It’s almost safer not to write a blog. With a novel I can take my time–days, weeks, months, even years to craft a great story. But blogs demand weekly, sometimes even daily, devotion. I am a devoted writer, but fall short as a blogger.

So I allowed myself to consider the difference between blogging and all the other writing that I do.

It boils down to that horrible four letter F-word that I despise so much because it has plagued every facet of my life–fear.

Fear says that what I write won’t interest anyone. It tells me I’ll bore my readers, lose the small numbers of followers I’ve managed to gather. I may write something that I’ll regret years later. Fear points an old crooked finger at my inability to commit to a schedule. It reminds me of my lack of responsibility, and many other failings.

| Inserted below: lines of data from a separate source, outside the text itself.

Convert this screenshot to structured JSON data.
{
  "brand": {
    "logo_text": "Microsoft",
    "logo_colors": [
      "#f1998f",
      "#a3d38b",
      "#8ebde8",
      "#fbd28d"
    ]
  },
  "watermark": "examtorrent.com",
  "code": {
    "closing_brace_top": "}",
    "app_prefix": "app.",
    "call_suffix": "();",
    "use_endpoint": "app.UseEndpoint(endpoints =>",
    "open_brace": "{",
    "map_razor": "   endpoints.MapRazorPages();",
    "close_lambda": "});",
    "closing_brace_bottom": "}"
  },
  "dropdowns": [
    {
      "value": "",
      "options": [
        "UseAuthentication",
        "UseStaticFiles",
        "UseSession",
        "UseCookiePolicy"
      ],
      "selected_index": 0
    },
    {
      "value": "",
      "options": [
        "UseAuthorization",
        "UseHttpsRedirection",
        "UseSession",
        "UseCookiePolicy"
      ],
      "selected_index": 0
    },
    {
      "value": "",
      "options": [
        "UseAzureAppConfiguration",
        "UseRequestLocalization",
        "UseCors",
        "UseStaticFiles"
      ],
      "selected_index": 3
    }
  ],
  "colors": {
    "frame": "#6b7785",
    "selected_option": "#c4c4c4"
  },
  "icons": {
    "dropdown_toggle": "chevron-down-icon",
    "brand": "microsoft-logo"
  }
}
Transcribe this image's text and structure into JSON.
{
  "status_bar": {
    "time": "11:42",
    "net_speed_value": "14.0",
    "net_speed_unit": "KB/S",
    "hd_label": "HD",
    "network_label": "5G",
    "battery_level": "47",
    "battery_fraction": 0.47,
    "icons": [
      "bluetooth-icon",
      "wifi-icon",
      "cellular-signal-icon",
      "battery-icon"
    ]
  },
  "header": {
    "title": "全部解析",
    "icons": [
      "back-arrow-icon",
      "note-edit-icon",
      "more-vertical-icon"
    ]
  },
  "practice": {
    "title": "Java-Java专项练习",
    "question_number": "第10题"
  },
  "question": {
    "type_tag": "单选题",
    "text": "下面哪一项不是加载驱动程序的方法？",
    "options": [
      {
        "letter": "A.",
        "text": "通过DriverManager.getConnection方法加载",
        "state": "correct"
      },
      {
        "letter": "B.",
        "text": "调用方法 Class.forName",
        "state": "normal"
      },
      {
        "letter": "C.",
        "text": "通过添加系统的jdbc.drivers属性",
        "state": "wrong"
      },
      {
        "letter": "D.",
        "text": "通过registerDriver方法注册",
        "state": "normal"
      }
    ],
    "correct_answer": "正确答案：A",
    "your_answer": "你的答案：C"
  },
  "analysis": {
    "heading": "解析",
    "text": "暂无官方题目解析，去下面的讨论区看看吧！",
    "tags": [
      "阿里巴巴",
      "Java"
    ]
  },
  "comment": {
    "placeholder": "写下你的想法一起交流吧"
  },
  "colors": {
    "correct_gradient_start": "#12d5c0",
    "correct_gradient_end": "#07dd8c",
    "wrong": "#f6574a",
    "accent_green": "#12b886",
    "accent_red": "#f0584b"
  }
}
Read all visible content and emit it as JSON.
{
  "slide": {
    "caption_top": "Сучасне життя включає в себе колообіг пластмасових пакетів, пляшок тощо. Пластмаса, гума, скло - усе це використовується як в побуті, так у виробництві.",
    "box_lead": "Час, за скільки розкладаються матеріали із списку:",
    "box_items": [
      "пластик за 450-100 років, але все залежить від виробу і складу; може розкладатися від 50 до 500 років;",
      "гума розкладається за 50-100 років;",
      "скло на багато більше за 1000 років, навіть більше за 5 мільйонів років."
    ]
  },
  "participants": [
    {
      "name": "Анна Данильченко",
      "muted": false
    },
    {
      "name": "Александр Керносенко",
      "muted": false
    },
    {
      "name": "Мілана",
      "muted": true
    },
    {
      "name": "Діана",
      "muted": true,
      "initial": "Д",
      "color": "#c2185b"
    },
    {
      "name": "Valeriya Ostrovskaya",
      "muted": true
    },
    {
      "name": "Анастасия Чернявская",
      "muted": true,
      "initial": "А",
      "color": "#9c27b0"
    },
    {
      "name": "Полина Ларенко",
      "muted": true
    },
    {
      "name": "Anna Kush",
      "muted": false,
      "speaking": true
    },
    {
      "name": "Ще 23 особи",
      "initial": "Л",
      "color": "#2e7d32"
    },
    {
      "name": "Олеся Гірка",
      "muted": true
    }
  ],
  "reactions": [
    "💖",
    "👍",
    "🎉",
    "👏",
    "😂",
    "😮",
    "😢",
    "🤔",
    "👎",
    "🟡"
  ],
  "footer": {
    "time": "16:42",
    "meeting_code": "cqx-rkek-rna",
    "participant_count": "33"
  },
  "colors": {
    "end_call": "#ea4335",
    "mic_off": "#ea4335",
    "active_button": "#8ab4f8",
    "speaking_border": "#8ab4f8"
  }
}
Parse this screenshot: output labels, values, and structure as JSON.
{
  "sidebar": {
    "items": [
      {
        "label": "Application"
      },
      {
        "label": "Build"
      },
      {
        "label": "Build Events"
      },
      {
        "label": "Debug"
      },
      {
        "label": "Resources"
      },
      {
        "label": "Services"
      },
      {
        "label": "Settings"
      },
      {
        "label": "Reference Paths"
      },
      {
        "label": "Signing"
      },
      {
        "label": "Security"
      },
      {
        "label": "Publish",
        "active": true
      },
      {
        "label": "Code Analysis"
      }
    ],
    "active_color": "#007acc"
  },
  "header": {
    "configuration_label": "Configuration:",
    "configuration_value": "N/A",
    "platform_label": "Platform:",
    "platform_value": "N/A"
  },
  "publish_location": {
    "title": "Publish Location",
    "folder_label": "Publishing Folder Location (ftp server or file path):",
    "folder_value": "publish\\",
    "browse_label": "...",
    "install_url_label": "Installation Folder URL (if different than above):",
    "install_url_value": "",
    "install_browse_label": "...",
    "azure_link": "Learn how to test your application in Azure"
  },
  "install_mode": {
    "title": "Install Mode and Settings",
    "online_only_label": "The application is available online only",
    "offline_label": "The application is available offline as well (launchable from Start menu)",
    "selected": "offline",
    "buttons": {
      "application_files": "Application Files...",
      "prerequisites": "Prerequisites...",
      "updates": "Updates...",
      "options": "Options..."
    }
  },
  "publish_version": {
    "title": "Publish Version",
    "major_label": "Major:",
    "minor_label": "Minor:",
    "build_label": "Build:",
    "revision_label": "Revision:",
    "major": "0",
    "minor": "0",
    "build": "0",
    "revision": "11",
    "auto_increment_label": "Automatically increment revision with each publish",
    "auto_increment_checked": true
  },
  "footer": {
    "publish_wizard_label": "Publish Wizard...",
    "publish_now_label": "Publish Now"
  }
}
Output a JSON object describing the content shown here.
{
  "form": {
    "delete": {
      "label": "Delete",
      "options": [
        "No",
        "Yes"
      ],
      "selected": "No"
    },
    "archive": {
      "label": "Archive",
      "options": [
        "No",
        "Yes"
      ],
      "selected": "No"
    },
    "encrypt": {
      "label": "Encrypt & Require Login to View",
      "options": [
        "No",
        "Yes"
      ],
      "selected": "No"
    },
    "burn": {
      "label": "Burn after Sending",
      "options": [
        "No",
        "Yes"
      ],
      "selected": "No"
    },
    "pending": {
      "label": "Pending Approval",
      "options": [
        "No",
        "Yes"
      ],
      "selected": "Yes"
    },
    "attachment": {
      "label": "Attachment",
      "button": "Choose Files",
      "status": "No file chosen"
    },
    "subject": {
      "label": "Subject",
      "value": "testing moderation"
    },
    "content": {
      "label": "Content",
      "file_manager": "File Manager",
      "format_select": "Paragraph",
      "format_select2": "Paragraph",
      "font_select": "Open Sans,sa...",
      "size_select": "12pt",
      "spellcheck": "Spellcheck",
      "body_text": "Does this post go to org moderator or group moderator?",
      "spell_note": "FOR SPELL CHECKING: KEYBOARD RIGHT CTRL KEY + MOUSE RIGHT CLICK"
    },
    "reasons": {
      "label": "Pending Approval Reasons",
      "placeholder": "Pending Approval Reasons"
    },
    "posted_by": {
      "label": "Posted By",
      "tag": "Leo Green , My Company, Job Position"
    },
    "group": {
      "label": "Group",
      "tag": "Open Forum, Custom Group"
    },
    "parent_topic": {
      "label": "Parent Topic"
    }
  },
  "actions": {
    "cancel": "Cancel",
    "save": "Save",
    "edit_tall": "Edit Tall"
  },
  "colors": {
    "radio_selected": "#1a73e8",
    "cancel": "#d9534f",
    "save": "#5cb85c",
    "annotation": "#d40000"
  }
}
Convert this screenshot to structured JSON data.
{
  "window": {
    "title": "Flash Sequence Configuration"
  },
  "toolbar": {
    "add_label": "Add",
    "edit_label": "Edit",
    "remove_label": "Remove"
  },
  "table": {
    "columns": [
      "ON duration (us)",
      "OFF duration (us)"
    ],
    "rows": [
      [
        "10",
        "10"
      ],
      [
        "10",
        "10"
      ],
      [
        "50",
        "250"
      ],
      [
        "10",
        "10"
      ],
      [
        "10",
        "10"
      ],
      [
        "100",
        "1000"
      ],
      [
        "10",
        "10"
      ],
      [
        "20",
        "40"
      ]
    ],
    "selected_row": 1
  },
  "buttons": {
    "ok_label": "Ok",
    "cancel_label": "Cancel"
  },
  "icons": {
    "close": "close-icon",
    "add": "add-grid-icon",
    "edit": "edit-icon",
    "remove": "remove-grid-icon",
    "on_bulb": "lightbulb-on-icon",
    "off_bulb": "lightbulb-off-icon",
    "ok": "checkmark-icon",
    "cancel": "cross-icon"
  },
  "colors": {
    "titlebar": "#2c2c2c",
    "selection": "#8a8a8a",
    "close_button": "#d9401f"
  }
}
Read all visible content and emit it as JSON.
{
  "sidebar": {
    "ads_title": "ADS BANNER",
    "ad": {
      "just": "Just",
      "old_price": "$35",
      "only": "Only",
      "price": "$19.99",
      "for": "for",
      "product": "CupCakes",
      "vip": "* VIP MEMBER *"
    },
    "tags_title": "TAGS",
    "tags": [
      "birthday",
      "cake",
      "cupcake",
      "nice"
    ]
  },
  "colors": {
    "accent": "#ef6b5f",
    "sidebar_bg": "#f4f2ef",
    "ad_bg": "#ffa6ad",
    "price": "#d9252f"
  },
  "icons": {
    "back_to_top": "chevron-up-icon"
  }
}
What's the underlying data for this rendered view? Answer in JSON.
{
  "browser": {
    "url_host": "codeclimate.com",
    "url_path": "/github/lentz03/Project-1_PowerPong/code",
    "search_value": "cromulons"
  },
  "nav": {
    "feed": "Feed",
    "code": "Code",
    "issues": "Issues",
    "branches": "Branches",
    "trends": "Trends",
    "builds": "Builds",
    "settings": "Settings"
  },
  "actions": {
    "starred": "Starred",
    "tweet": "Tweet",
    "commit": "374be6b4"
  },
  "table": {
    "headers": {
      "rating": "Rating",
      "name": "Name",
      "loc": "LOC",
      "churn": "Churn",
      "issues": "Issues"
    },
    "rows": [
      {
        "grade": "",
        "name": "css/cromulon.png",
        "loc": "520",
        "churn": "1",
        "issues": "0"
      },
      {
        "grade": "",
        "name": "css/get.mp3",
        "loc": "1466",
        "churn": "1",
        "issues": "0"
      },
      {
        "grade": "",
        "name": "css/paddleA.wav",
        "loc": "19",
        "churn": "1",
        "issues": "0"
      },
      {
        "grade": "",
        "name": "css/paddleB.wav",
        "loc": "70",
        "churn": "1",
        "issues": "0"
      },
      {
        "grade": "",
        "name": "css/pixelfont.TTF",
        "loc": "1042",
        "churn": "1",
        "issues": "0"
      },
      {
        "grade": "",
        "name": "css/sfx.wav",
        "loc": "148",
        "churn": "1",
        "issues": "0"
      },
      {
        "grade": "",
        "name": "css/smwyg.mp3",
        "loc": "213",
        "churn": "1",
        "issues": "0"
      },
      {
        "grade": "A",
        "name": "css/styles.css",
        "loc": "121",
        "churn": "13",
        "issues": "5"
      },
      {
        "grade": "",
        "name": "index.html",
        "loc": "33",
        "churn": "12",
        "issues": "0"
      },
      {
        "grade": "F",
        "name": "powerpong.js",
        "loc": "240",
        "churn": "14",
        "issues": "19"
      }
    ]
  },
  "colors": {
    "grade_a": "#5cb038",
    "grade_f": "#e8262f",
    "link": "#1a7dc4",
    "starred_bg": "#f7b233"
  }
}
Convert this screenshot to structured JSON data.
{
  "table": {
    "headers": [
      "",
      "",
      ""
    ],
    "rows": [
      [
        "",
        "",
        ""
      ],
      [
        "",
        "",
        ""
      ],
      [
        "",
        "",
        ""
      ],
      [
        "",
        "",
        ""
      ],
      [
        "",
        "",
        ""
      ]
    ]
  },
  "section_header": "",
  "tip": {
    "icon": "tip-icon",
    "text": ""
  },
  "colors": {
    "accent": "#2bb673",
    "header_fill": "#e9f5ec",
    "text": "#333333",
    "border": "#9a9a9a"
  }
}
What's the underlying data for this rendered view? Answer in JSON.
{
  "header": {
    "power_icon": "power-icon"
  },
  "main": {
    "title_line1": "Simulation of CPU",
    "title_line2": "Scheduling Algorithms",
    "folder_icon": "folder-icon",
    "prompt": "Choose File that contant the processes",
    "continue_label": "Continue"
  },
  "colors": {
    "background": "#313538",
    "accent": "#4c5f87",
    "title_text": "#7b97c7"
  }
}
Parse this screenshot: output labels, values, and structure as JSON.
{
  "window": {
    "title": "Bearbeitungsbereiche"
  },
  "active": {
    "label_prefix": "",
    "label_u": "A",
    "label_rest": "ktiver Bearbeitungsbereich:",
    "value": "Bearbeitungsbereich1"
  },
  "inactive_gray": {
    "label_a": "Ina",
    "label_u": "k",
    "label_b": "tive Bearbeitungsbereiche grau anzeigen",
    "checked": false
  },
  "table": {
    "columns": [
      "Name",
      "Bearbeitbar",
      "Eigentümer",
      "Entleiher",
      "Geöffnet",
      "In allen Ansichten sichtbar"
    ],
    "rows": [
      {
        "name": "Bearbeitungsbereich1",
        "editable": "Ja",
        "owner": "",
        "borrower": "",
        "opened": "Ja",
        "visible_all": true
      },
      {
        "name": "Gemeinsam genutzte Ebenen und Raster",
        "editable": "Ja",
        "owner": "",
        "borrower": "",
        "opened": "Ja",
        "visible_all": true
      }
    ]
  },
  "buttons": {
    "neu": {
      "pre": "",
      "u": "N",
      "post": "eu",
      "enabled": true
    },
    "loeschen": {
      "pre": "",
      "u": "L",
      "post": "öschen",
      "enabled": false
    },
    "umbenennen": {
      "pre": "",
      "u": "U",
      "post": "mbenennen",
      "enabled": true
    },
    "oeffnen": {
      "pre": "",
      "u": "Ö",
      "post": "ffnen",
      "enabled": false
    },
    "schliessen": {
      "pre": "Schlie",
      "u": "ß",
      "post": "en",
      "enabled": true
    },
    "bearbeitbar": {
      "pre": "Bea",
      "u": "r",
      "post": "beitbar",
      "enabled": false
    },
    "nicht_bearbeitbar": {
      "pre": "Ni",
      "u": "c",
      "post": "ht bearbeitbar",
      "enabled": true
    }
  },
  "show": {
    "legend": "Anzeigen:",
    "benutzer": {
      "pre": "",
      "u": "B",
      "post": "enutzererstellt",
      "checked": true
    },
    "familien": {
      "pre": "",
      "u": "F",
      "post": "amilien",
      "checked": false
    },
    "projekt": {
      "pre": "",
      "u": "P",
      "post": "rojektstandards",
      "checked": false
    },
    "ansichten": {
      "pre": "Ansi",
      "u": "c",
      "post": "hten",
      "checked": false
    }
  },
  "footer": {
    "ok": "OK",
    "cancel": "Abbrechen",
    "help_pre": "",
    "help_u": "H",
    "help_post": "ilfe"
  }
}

I am afraid to consider all the lost opportunities I’ve allowed fear to cause. It has always been my greatest self-imposed road block. Now I’m forced to consider what would happen if I tackled my fear, what security I could lose, what unknowns I could gain. It requires vast amounts of time and energy to break down an iron-walled ego that has tried so hard to protect me. And listing those fears–what a long, long list. (At least I could write it.)

Still, if I face these fears, will I be proving something to myself, or to others? Then I wonder, can fear really be the result of my constantly seeking the approval of others?

Yikes! I’d rather blog.

Shadows of Oranges-1st Place Winner!

I’m thrilled to announce that my short story, Shadows of Oranges, won first place in the adult fiction category of the annual Art Tales Writing Contest for 2016, sponsored by the City of Ventura, California.

Take a look at my work in the tab marked “Short Stories,” and please let me know what you think in the comments section!Art Work for Contest